Exercise objective |
Go through the data below and copy each line where the word "Test" occurs.

Data shown |
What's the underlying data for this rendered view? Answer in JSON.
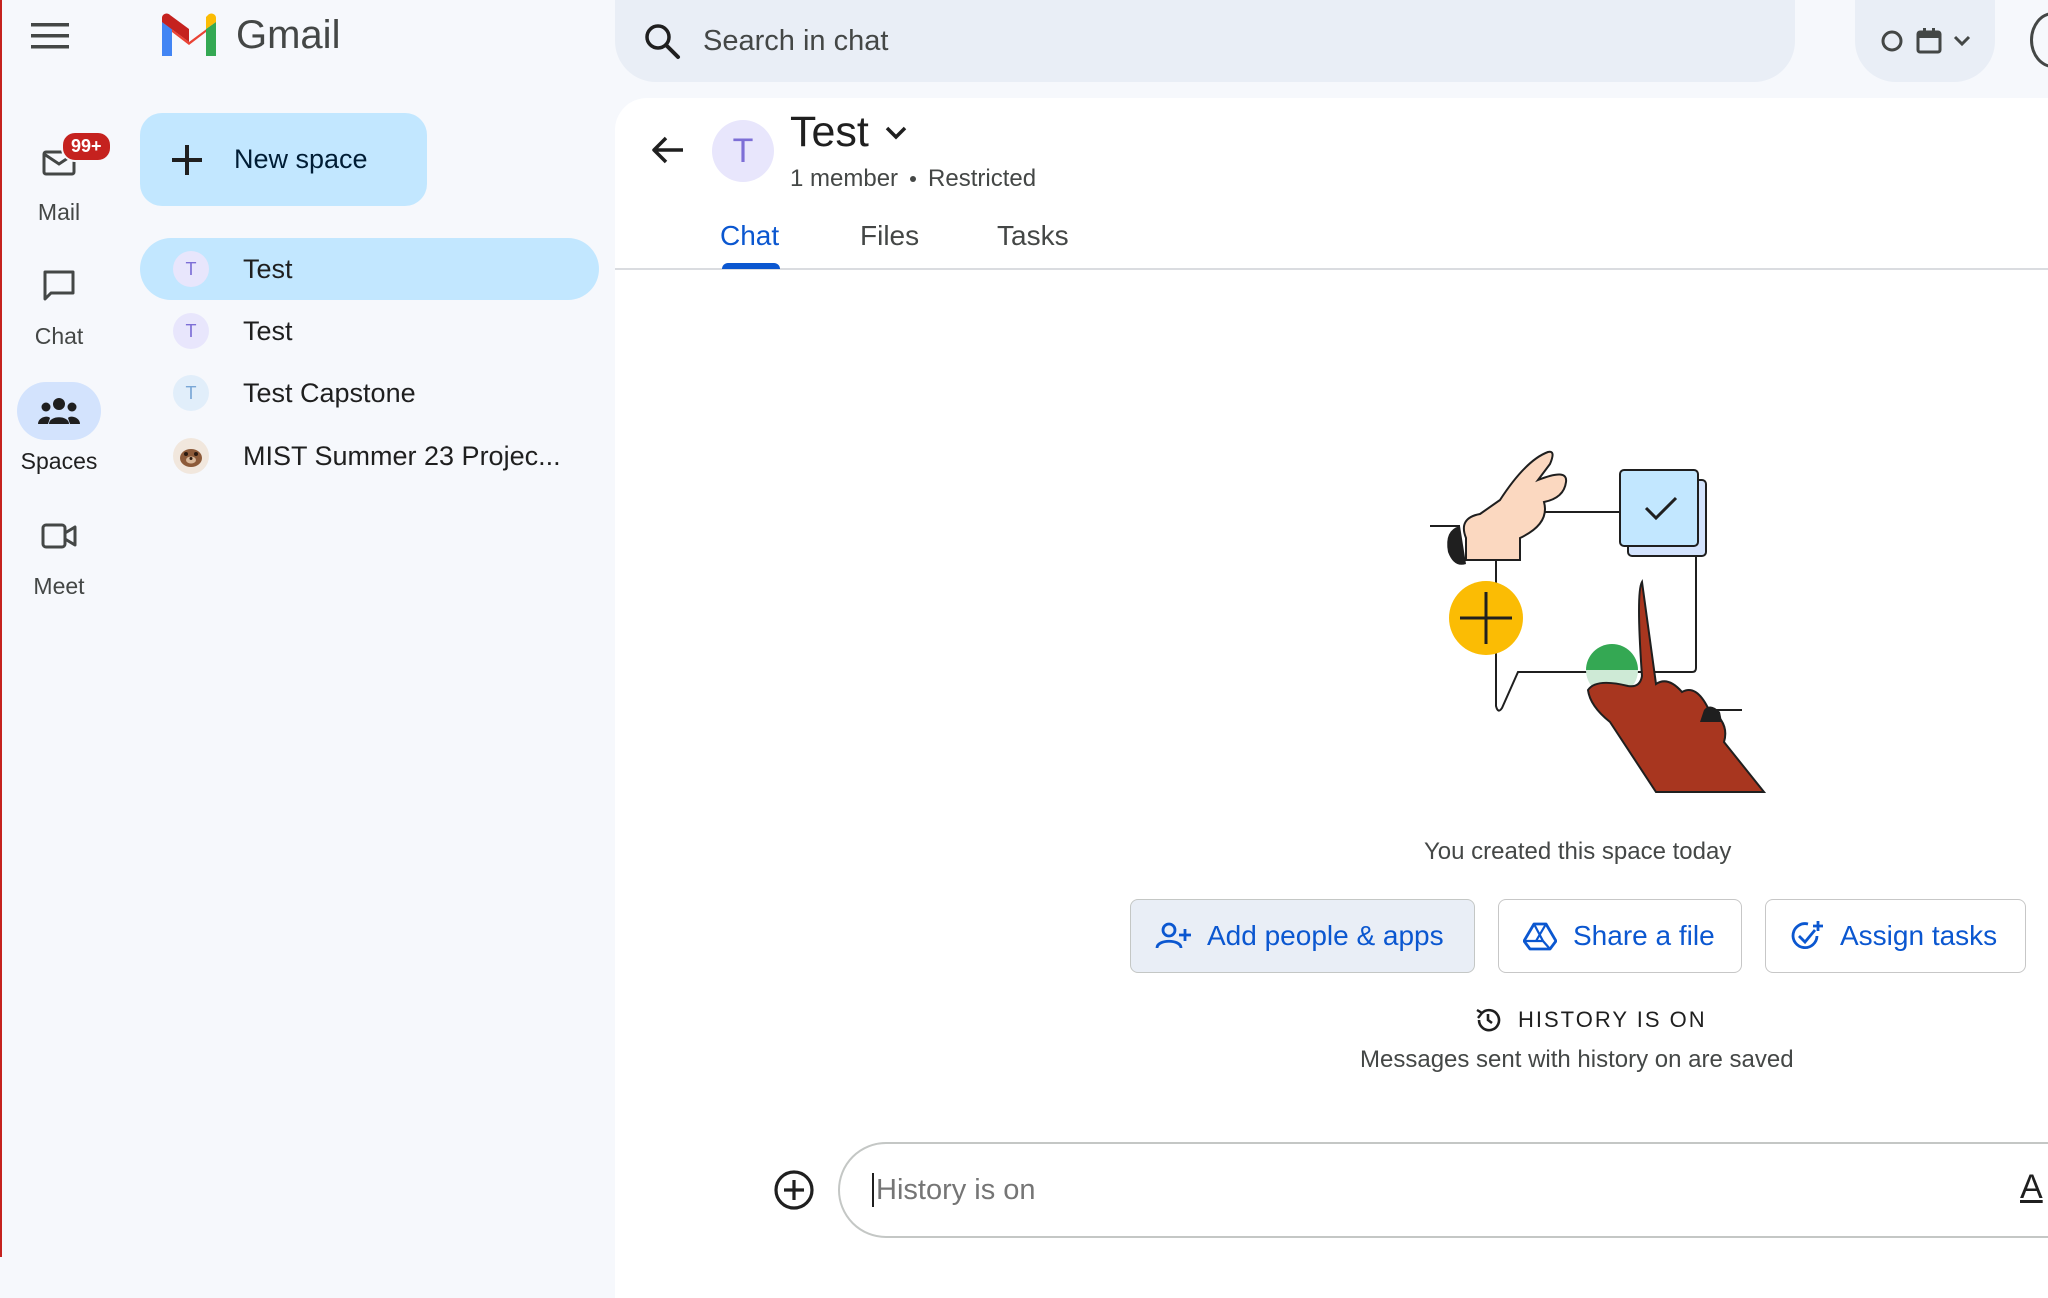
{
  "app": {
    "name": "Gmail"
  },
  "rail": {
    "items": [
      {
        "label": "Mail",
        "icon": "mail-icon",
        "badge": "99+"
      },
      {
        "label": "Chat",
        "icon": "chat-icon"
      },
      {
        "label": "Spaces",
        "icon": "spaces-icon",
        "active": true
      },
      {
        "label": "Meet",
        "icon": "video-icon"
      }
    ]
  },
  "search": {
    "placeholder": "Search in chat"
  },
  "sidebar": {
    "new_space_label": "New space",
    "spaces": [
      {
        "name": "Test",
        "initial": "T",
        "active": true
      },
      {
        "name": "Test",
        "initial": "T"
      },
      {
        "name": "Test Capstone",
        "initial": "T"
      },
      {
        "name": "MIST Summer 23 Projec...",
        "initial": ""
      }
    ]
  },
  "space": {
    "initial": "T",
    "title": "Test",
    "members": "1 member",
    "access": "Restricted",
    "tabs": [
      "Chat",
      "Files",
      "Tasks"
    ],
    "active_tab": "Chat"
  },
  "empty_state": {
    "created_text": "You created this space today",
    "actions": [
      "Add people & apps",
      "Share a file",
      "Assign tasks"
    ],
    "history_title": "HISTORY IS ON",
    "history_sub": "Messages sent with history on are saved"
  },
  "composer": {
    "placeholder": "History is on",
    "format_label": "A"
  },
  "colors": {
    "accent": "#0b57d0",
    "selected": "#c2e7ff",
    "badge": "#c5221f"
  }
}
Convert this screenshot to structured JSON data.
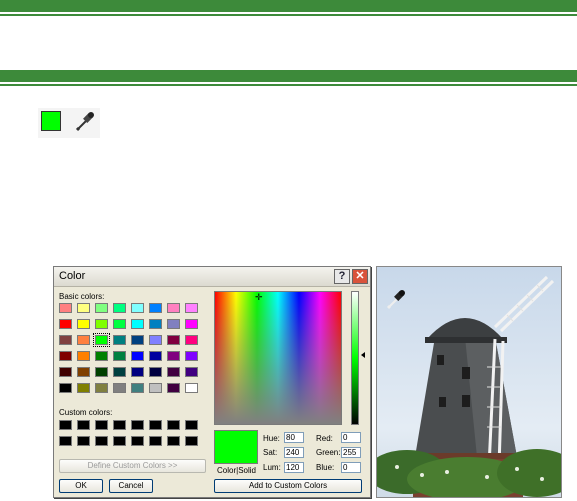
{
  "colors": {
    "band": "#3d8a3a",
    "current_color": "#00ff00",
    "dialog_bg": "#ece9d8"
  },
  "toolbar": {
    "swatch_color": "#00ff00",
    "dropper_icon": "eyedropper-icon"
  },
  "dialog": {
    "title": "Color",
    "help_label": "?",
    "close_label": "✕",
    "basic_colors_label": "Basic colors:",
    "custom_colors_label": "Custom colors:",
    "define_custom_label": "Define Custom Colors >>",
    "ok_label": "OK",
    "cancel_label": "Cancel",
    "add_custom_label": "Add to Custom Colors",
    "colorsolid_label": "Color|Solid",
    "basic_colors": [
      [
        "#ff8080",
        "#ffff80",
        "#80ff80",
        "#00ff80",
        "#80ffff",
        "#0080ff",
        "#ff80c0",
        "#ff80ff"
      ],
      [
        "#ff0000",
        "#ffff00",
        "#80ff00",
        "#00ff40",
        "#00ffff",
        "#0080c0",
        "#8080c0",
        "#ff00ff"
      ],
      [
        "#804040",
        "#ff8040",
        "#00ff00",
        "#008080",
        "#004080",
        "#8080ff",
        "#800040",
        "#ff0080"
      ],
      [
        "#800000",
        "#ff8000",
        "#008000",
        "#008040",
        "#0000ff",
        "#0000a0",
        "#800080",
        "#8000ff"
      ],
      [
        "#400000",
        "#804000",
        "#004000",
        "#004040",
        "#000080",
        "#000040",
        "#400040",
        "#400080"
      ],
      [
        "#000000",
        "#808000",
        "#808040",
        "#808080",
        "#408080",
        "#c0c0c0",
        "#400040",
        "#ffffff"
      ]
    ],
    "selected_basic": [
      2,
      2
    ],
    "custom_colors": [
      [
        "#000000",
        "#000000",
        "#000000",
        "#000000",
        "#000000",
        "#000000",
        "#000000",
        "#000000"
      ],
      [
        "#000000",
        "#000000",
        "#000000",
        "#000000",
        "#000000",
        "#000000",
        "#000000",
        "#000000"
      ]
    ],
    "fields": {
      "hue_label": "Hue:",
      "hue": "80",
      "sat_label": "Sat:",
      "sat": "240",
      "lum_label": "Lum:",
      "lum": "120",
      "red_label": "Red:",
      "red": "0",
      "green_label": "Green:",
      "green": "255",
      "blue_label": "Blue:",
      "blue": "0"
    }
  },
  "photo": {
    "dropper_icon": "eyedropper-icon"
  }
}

Result of this task |
        "name": "Test",
        "name": "Test",
        "name": "Test Capstone",
    "title": "Test",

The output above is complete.